There are a few rumors floating around about the invention of the handy cat door through which our beloved friends pass in and out as they please, but how far back does it go, really? Apparently for centuries, as the Exeter Cathedral in Devon county, England, is gaining attention for a 16th-century circular door hole for the resident pest control cat.
Historian and author Diane Walker told Hyperallergic that cathedral records indicated that the door in question was installed in 1376, when the space behind it was renovated and outfitted for a large astronomical clock. The clock’s mechanics were lubricated with animal fat which attracted mice down the line, and by 1598, per the records, then-Bishop of Exeter William Cotton had paid carpenters to make a hole in the door so his mouser cat could take care of the problem.
“The idea that the hole was cut to enable the bishop’s cat to catch mice in the space where the clock mechanism was located does lead to a re-think of the ‘Hickory, Dickory, Dock, the mouse ran up the clock’ nursery rhyme,” Walker told Hyperallergic.
“The story is normally illustrated with a picture of a mouse running up the outside of a long-case clock,” Walker continued. “But it makes much more sense that the idea of a mouse running up a clock would be associated with an ancient clock mechanism, such as that at Exeter Cathedral, where the original mechanisms included weightlines making an easy climb for a mouse attracted to the lubricating tallow.”

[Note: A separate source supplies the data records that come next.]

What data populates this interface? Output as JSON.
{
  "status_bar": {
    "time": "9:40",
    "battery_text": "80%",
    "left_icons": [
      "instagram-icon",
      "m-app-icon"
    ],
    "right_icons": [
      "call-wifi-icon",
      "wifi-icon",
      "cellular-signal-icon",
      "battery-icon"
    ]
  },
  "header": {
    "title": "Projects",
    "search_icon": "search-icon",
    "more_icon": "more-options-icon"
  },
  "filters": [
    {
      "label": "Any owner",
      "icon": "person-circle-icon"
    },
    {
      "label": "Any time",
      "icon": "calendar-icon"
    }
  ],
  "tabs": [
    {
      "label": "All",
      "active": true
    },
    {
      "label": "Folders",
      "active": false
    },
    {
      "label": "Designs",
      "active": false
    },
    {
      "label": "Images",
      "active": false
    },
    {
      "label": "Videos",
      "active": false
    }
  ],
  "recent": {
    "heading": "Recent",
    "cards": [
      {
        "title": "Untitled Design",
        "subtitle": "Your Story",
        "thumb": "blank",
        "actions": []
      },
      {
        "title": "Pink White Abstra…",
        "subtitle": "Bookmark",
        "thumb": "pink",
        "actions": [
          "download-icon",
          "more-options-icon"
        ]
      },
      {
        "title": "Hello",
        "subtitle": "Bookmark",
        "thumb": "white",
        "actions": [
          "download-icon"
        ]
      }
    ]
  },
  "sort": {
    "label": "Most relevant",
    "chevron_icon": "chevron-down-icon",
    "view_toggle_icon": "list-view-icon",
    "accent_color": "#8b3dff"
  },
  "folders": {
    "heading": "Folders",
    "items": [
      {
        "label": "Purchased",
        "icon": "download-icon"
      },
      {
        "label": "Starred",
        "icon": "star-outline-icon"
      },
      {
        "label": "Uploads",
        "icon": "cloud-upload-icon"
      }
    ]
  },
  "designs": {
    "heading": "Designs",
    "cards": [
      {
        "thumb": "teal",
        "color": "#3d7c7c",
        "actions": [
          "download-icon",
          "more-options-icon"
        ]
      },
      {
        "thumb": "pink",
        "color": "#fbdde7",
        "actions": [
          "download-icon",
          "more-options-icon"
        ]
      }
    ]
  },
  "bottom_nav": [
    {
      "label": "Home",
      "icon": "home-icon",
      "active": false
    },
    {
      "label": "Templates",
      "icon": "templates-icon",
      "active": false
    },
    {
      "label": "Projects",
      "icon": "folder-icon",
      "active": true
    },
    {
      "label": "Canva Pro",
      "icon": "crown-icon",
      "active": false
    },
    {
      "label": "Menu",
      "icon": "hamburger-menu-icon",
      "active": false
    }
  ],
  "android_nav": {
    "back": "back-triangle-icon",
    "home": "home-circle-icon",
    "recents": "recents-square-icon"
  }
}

The best part of it all is that the cathedral actually had cats on the payroll throughout the 14th and 15th centuries — 13 pence a quarter, according to written records. It’s unclear how the cats received their wages, but the idea of a feline friend being sent off with a sack of pennies for its services is a darling vision for the mind’s eye. It’s been a while since cats have been a fixture at the cathedral, but every so often, a meowdel pays a visit to the door for a photoshoot for updated guide programming.
Cuteness aside, even Walker admits that while this is a very old cat door, it’s unlikely to have been the first. The 14th-century church of San Giorgio in Montemerano, Italy, has its own cat hole cut into a painted door that’s now preserved and on display. A 15th-century painting on panel of the Virgin Mary by an anonymous local painter who went by the nickname “Master of Montemerano” was reportedly adapted into a door at the church. A circular hole was cut into the bottom right side of the painted panel for pest control cats to keep mice from the sacristy, and thus, the painting was dubbed “Madonna della Gattaiola” (c. 1458), or “The Virgin of the Cat Flap.”
But humans have relied on cats for pest control long before the 15th century. Ancient Egyptians were known for pedestalizing cats and honoring deities with cat-like features. One would think that cat doors would have been folded into Ancient Egyptian architecture and design considering the cultural reverence for felines, but two Egyptologists confirmed with Hyperallergic that they haven’t come across any such invention in their research. Cairo-based professor, archaeologist, and archaeozoology expert Salima Ikram said that while cats were “definitely used for pest control,” the geography and climate of Northeast Africa meant that homes and buildings were more open-air so doors weren’t used often. And University of California, Los Angeles professor and architectural Egyptologist Willeke Wendrich told Hyperallergic that field researchers “hardly have any actual doors that have survived from antiquity.”
While Wendrich hasn’t come across cat doors in her research, it doesn’t mean that they didn’t exist. “Cats were highly appreciated in Ancient Egypt and it seems to me that the concept of a cat door is not all that hard to come up with,” she said.